:: RECORDS FOR THE EXERCISE
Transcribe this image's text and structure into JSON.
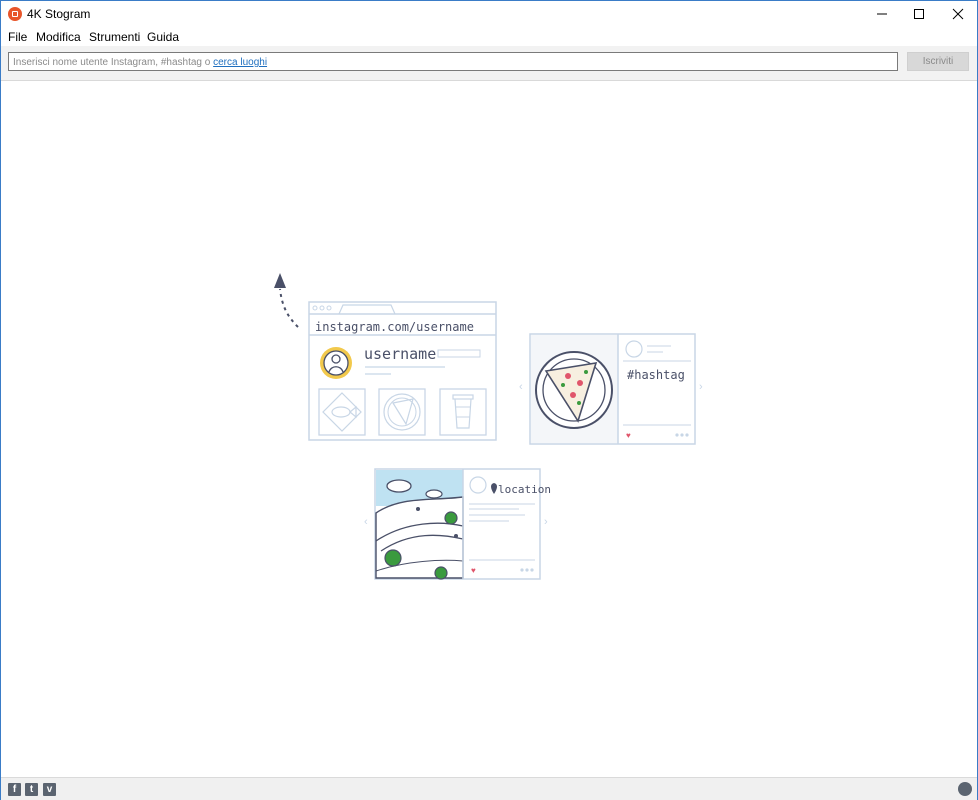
{
  "window": {
    "title": "4K Stogram",
    "icon": "app-logo-icon",
    "controls": [
      "minimize-icon",
      "maximize-icon",
      "close-icon"
    ]
  },
  "menu": {
    "items": [
      {
        "label": "File"
      },
      {
        "label": "Modifica"
      },
      {
        "label": "Strumenti"
      },
      {
        "label": "Guida"
      }
    ]
  },
  "search": {
    "placeholder_prefix": "Inserisci nome utente Instagram, #hashtag o ",
    "placeholder_link": "cerca luoghi",
    "subscribe_label": "Iscriviti"
  },
  "illustration": {
    "url_text": "instagram.com/username",
    "username_text": "username",
    "hashtag_text": "#hashtag",
    "location_text": "location"
  },
  "footer": {
    "social": [
      {
        "icon": "facebook-icon",
        "glyph": "f"
      },
      {
        "icon": "twitter-icon",
        "glyph": "t"
      },
      {
        "icon": "vimeo-icon",
        "glyph": "v"
      }
    ],
    "right_icon": "globe-icon"
  },
  "colors": {
    "accent_link": "#1f6fbf",
    "app_icon": "#e8552a",
    "illustration_outline": "#c8d6e6",
    "illustration_ink": "#4a5068",
    "avatar_yellow": "#f2c94c",
    "heart": "#e0556b",
    "sky": "#bfe2f2",
    "tree_green": "#3a9a3e"
  }
}
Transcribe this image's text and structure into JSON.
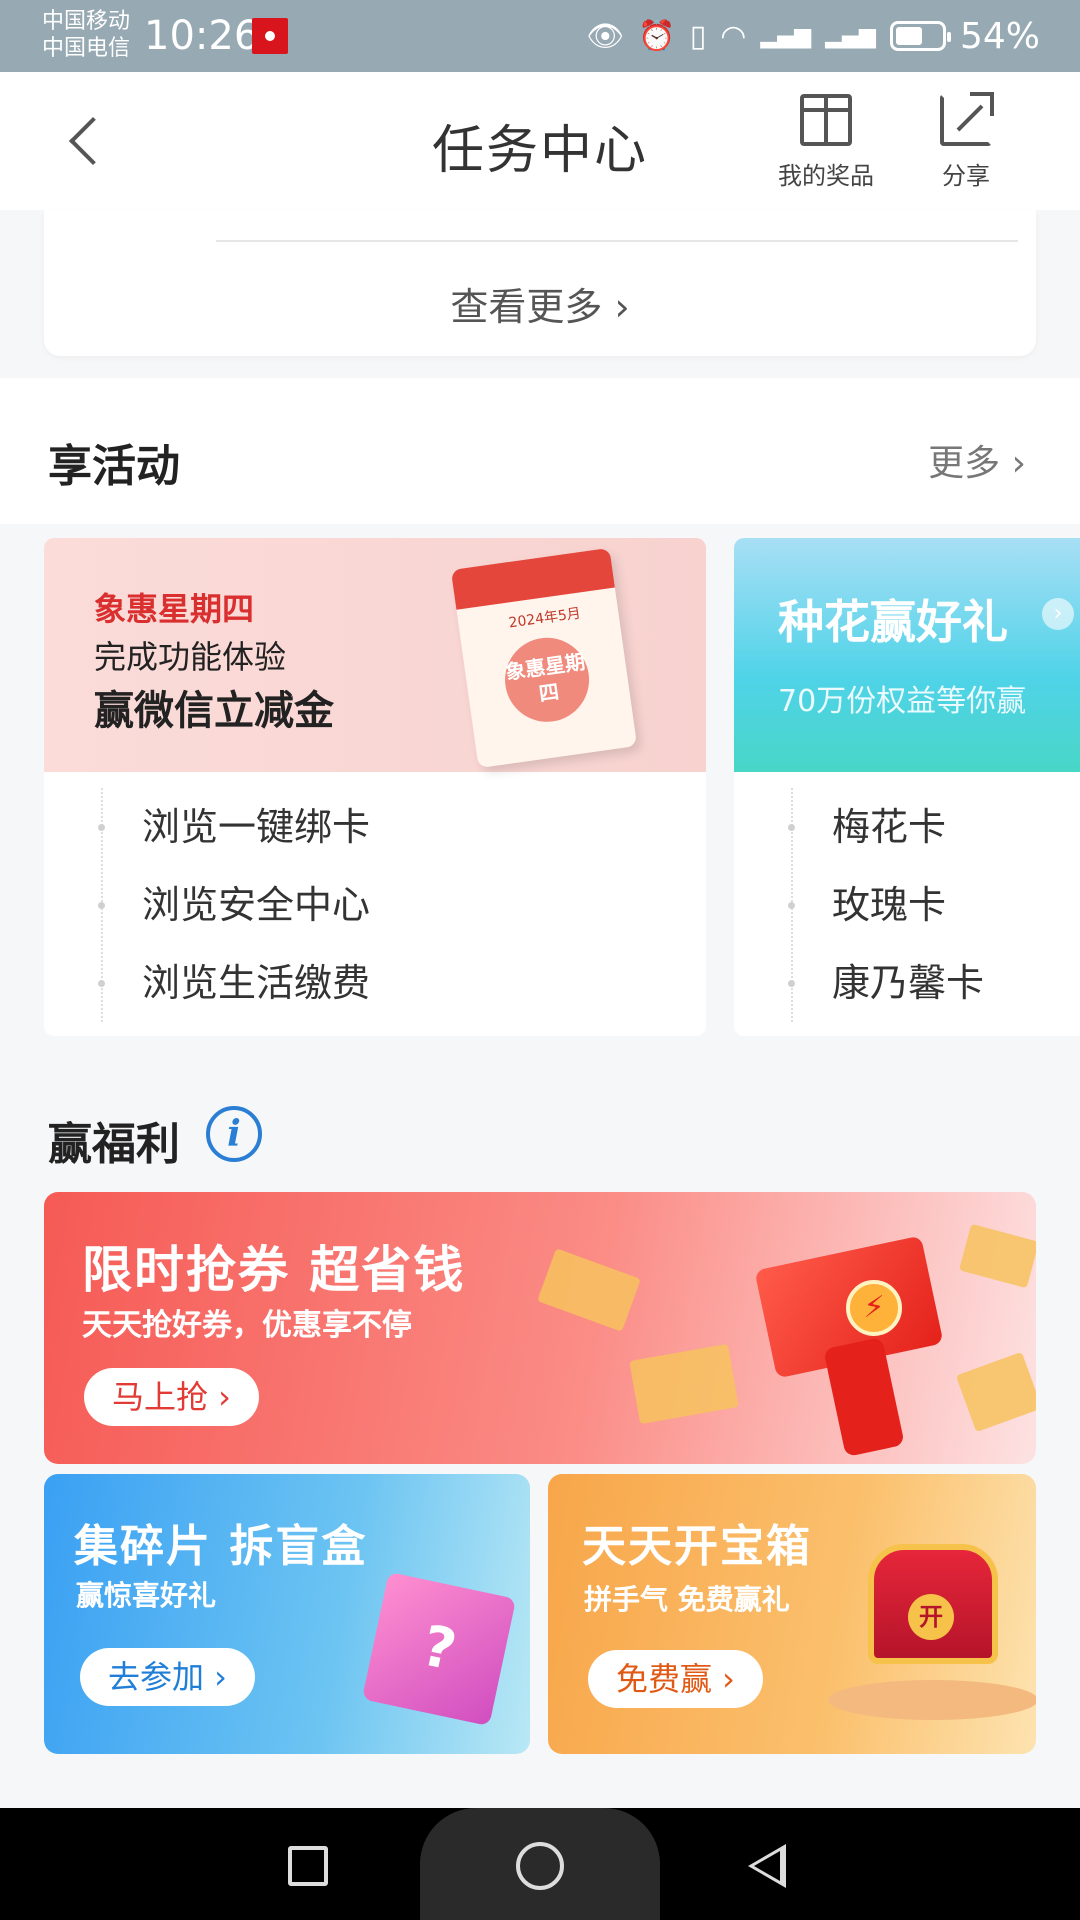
{
  "status_bar": {
    "carrier_1": "中国移动",
    "carrier_2": "中国电信",
    "time": "10:26",
    "battery": "54%",
    "icons": [
      "eye-icon",
      "alarm-icon",
      "vibrate-icon",
      "wifi-icon",
      "signal-4g-icon",
      "signal-4g-icon",
      "battery-icon"
    ]
  },
  "header": {
    "title": "任务中心",
    "my_prizes": "我的奖品",
    "share": "分享"
  },
  "top_card": {
    "see_more": "查看更多 ›"
  },
  "activities": {
    "title": "享活动",
    "more": "更多 ›",
    "cards": [
      {
        "tag": "象惠星期四",
        "line2": "完成功能体验",
        "line3": "赢微信立减金",
        "calendar_month": "2024年5月",
        "calendar_seal": "象惠星期四",
        "tasks": [
          "浏览一键绑卡",
          "浏览安全中心",
          "浏览生活缴费"
        ]
      },
      {
        "title": "种花赢好礼",
        "subtitle": "70万份权益等你赢",
        "tasks": [
          "梅花卡",
          "玫瑰卡",
          "康乃馨卡"
        ]
      }
    ]
  },
  "welfare": {
    "title": "赢福利",
    "big_promo": {
      "title": "限时抢券 超省钱",
      "subtitle": "天天抢好券，优惠享不停",
      "button": "马上抢 ›"
    },
    "left_promo": {
      "title": "集碎片 拆盲盒",
      "subtitle": "赢惊喜好礼",
      "button": "去参加 ›"
    },
    "right_promo": {
      "title": "天天开宝箱",
      "subtitle": "拼手气 免费赢礼",
      "button": "免费赢 ›"
    }
  },
  "colors": {
    "primary_red": "#f65a55",
    "blue": "#3aa0f3",
    "orange": "#f8a64a",
    "info_blue": "#2a7fd4"
  }
}
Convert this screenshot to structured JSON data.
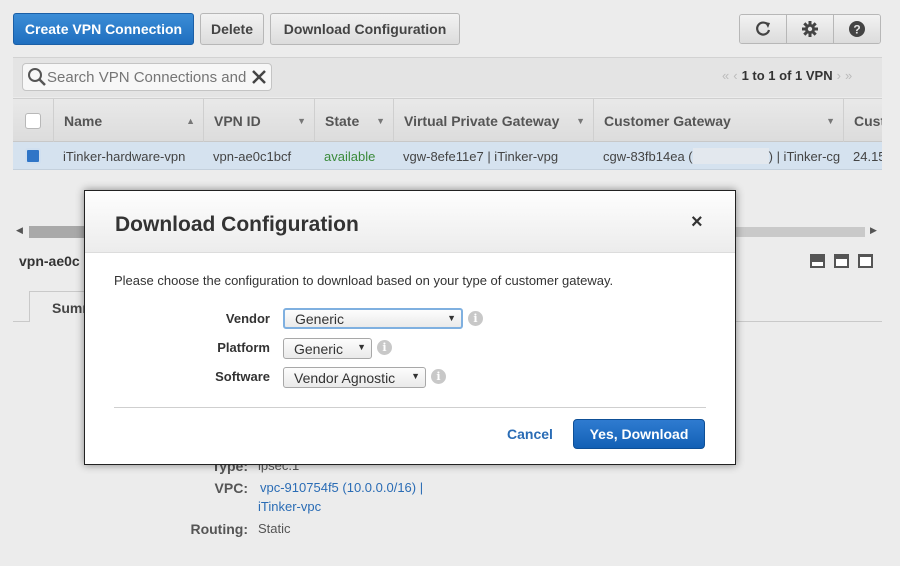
{
  "toolbar": {
    "create_label": "Create VPN Connection",
    "delete_label": "Delete",
    "download_label": "Download Configuration"
  },
  "filter": {
    "search_placeholder": "Search VPN Connections and",
    "pager_text": "1 to 1 of 1 VPN"
  },
  "table": {
    "columns": [
      "Name",
      "VPN ID",
      "State",
      "Virtual Private Gateway",
      "Customer Gateway",
      "Cust"
    ],
    "row": {
      "name": "iTinker-hardware-vpn",
      "vpn_id": "vpn-ae0c1bcf",
      "state": "available",
      "vpg": "vgw-8efe11e7 | iTinker-vpg",
      "cgw_prefix": "cgw-83fb14ea (",
      "cgw_suffix": ") | iTinker-cg",
      "cust": "24.15"
    }
  },
  "detail": {
    "title": "vpn-ae0c",
    "tab_summary": "Summ",
    "type_label": "Type:",
    "type_value": "ipsec.1",
    "vpc_label": "VPC:",
    "vpc_value_1": "vpc-910754f5 (10.0.0.0/16) |",
    "vpc_value_2": "iTinker-vpc",
    "routing_label": "Routing:",
    "routing_value": "Static"
  },
  "modal": {
    "title": "Download Configuration",
    "close_symbol": "×",
    "description": "Please choose the configuration to download based on your type of customer gateway.",
    "vendor_label": "Vendor",
    "vendor_value": "Generic",
    "platform_label": "Platform",
    "platform_value": "Generic",
    "software_label": "Software",
    "software_value": "Vendor Agnostic",
    "cancel_label": "Cancel",
    "confirm_label": "Yes, Download"
  },
  "colors": {
    "primary_button": "#1f6fbf",
    "state_available": "#3a8a3a",
    "link": "#2a6cb5",
    "selected_row": "#d5e2ef"
  }
}
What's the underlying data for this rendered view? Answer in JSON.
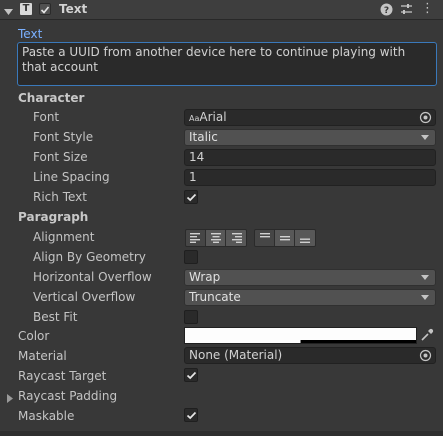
{
  "header": {
    "component_title": "Text",
    "icons": [
      "chevron-down-icon",
      "text-t-icon",
      "checkbox-check-icon",
      "help-icon",
      "preset-icon",
      "more-icon"
    ]
  },
  "text_field": {
    "label": "Text",
    "value": "Paste a UUID from another device here to continue playing with that account"
  },
  "character": {
    "heading": "Character",
    "font_label": "Font",
    "font_icon_text": "Aa",
    "font_value": "Arial",
    "font_style_label": "Font Style",
    "font_style_value": "Italic",
    "font_size_label": "Font Size",
    "font_size_value": "14",
    "line_spacing_label": "Line Spacing",
    "line_spacing_value": "1",
    "rich_text_label": "Rich Text",
    "rich_text_checked": true
  },
  "paragraph": {
    "heading": "Paragraph",
    "alignment_label": "Alignment",
    "horizontal_alignment": [
      "left",
      "center",
      "right"
    ],
    "vertical_alignment": [
      "top",
      "middle",
      "bottom"
    ],
    "align_by_geometry_label": "Align By Geometry",
    "align_by_geometry_checked": false,
    "horizontal_overflow_label": "Horizontal Overflow",
    "horizontal_overflow_value": "Wrap",
    "vertical_overflow_label": "Vertical Overflow",
    "vertical_overflow_value": "Truncate",
    "best_fit_label": "Best Fit",
    "best_fit_checked": false
  },
  "color": {
    "label": "Color",
    "value": "#FDFDFD"
  },
  "material": {
    "label": "Material",
    "value": "None (Material)"
  },
  "raycast_target": {
    "label": "Raycast Target",
    "checked": true
  },
  "raycast_padding": {
    "label": "Raycast Padding"
  },
  "maskable": {
    "label": "Maskable",
    "checked": true
  },
  "colors": {
    "background": "#383838",
    "text_label_accent": "#7ab0ff",
    "field_bg": "#2a2a2a",
    "focus_border": "#3a79bb"
  }
}
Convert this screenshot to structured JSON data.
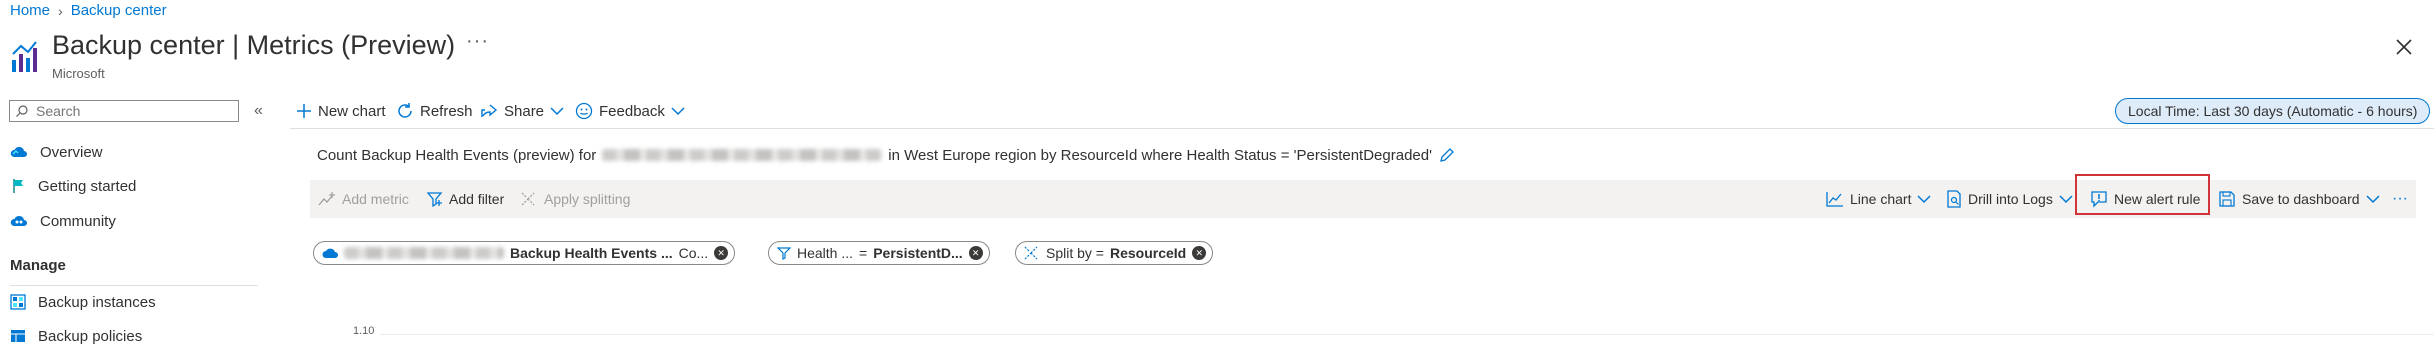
{
  "breadcrumb": {
    "home": "Home",
    "current": "Backup center"
  },
  "header": {
    "title_main": "Backup center",
    "title_sep": "|",
    "title_sub": "Metrics (Preview)",
    "ellipsis": "···",
    "publisher": "Microsoft"
  },
  "toolbar": {
    "new_chart": "New chart",
    "refresh": "Refresh",
    "share": "Share",
    "feedback": "Feedback",
    "time_range": "Local Time: Last 30 days (Automatic - 6 hours)"
  },
  "sidebar": {
    "search_placeholder": "Search",
    "collapse": "«",
    "items": [
      {
        "label": "Overview",
        "icon": "cloud-icon"
      },
      {
        "label": "Getting started",
        "icon": "flag-icon"
      },
      {
        "label": "Community",
        "icon": "cloud-people-icon"
      }
    ],
    "manage_heading": "Manage",
    "manage_items": [
      {
        "label": "Backup instances",
        "icon": "grid-icon"
      },
      {
        "label": "Backup policies",
        "icon": "table-icon"
      }
    ]
  },
  "chart": {
    "title_prefix": "Count Backup Health Events (preview) for",
    "title_suffix": "in West Europe region by ResourceId where Health Status = 'PersistentDegraded'",
    "y_tick_top": "1.10"
  },
  "metrics_toolbar": {
    "add_metric": "Add metric",
    "add_filter": "Add filter",
    "apply_splitting": "Apply splitting",
    "line_chart": "Line chart",
    "drill_logs": "Drill into Logs",
    "new_alert_rule": "New alert rule",
    "save_dashboard": "Save to dashboard",
    "more": "···"
  },
  "pills": {
    "metric_name": "Backup Health Events ...",
    "metric_agg": "Co...",
    "filter_name": "Health ...",
    "filter_op": "=",
    "filter_value": "PersistentD...",
    "split_prefix": "Split by =",
    "split_value": "ResourceId"
  },
  "colors": {
    "accent": "#0078d4",
    "highlight": "#d13438",
    "toolbar_bg": "#f3f2f1"
  }
}
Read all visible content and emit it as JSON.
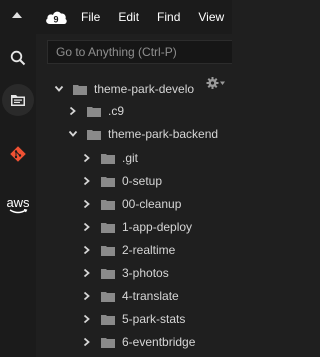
{
  "menubar": {
    "items": [
      "File",
      "Edit",
      "Find",
      "View"
    ]
  },
  "goto": {
    "placeholder": "Go to Anything (Ctrl-P)"
  },
  "sidebar": {
    "icons": [
      "search-icon",
      "environment-icon",
      "source-control-icon",
      "aws-icon"
    ],
    "aws_label": "aws"
  },
  "tree": {
    "root": "theme-park-develo",
    "items": [
      {
        "label": ".c9"
      },
      {
        "label": "theme-park-backend"
      },
      {
        "label": ".git"
      },
      {
        "label": "0-setup"
      },
      {
        "label": "00-cleanup"
      },
      {
        "label": "1-app-deploy"
      },
      {
        "label": "2-realtime"
      },
      {
        "label": "3-photos"
      },
      {
        "label": "4-translate"
      },
      {
        "label": "5-park-stats"
      },
      {
        "label": "6-eventbridge"
      }
    ]
  },
  "colors": {
    "background": "#1f1f1f",
    "folder": "#8a8a8a",
    "text": "#d6d6d6"
  }
}
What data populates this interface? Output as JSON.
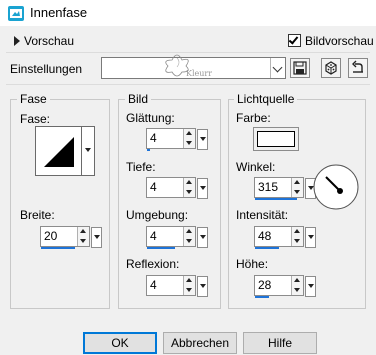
{
  "window": {
    "title": "Innenfase"
  },
  "toolbar": {
    "preview_toggle_label": "Vorschau",
    "live_preview_label": "Bildvorschau",
    "live_preview_checked": true,
    "settings_label": "Einstellungen",
    "settings_value": ""
  },
  "fase": {
    "group_label": "Fase",
    "fase_label": "Fase:",
    "breite_label": "Breite:",
    "breite_value": "20"
  },
  "bild": {
    "group_label": "Bild",
    "glaettung_label": "Glättung:",
    "glaettung_value": "4",
    "tiefe_label": "Tiefe:",
    "tiefe_value": "4",
    "umgebung_label": "Umgebung:",
    "umgebung_value": "4",
    "reflexion_label": "Reflexion:",
    "reflexion_value": "4"
  },
  "lichtquelle": {
    "group_label": "Lichtquelle",
    "farbe_label": "Farbe:",
    "farbe_value": "#ffffff",
    "winkel_label": "Winkel:",
    "winkel_value": "315",
    "intensitaet_label": "Intensität:",
    "intensitaet_value": "48",
    "hoehe_label": "Höhe:",
    "hoehe_value": "28"
  },
  "buttons": {
    "ok": "OK",
    "cancel": "Abbrechen",
    "help": "Hilfe"
  },
  "colors": {
    "accent": "#0078d7",
    "slider": "#1e73d8"
  }
}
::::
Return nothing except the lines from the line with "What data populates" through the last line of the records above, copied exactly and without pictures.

> SOLUTION FOR THIS EXERCISE:
What data populates this interface? Output as JSON.
{
  "window": {
    "title": "Innenfase"
  },
  "toolbar": {
    "preview_toggle_label": "Vorschau",
    "live_preview_label": "Bildvorschau",
    "live_preview_checked": true,
    "settings_label": "Einstellungen",
    "settings_value": ""
  },
  "fase": {
    "group_label": "Fase",
    "fase_label": "Fase:",
    "breite_label": "Breite:",
    "breite_value": "20"
  },
  "bild": {
    "group_label": "Bild",
    "glaettung_label": "Glättung:",
    "glaettung_value": "4",
    "tiefe_label": "Tiefe:",
    "tiefe_value": "4",
    "umgebung_label": "Umgebung:",
    "umgebung_value": "4",
    "reflexion_label": "Reflexion:",
    "reflexion_value": "4"
  },
  "lichtquelle": {
    "group_label": "Lichtquelle",
    "farbe_label": "Farbe:",
    "farbe_value": "#ffffff",
    "winkel_label": "Winkel:",
    "winkel_value": "315",
    "intensitaet_label": "Intensität:",
    "intensitaet_value": "48",
    "hoehe_label": "Höhe:",
    "hoehe_value": "28"
  },
  "buttons": {
    "ok": "OK",
    "cancel": "Abbrechen",
    "help": "Hilfe"
  },
  "colors": {
    "accent": "#0078d7",
    "slider": "#1e73d8"
  }
}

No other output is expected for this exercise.